The answer must consist of every line below containing "감사합니다".

** Source material follows **

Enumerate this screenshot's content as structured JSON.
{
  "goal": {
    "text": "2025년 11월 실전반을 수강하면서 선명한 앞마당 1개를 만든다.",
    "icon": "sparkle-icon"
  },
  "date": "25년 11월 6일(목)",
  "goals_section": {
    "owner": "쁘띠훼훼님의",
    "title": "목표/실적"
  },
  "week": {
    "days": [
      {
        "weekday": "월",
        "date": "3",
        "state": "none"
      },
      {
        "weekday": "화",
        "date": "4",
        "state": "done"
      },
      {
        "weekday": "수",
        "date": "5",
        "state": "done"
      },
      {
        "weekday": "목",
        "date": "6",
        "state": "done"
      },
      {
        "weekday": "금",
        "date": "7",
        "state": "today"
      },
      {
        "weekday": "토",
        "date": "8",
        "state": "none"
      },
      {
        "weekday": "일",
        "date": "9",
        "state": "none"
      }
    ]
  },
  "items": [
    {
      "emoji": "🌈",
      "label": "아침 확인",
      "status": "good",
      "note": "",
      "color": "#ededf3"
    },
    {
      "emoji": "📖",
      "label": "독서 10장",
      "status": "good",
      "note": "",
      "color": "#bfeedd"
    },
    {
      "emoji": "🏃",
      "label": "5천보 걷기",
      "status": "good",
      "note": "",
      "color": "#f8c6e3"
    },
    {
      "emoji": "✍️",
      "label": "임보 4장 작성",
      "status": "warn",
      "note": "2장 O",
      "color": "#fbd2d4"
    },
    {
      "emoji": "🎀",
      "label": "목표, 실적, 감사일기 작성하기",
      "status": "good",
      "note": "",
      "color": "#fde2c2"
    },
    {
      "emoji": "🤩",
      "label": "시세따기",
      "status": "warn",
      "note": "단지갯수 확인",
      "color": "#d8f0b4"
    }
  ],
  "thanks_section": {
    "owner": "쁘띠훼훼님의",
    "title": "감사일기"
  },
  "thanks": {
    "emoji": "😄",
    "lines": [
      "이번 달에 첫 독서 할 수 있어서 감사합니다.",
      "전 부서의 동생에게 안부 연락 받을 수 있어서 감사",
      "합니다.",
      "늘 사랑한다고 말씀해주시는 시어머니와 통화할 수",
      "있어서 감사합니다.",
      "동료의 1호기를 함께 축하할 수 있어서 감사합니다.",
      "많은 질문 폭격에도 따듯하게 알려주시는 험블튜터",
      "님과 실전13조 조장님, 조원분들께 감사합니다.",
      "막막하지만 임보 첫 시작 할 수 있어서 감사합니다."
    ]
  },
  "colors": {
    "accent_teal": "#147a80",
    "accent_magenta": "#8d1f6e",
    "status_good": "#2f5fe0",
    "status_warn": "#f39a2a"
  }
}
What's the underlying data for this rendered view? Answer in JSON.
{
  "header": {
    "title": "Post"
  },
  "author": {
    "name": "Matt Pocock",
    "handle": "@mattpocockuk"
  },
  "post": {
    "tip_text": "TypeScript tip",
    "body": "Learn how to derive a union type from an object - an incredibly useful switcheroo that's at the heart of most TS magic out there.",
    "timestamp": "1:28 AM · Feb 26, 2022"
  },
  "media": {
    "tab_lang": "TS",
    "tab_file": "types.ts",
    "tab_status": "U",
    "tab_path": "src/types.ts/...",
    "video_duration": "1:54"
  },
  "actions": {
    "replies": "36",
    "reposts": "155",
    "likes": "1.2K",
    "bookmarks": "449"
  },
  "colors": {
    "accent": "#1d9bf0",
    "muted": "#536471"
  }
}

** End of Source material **

=== Output of the task ===
      "이번 달에 첫 독서 할 수 있어서 감사합니다.",
      "있어서 감사합니다.",
      "동료의 1호기를 함께 축하할 수 있어서 감사합니다.",
      "님과 실전13조 조장님, 조원분들께 감사합니다.",
      "막막하지만 임보 첫 시작 할 수 있어서 감사합니다."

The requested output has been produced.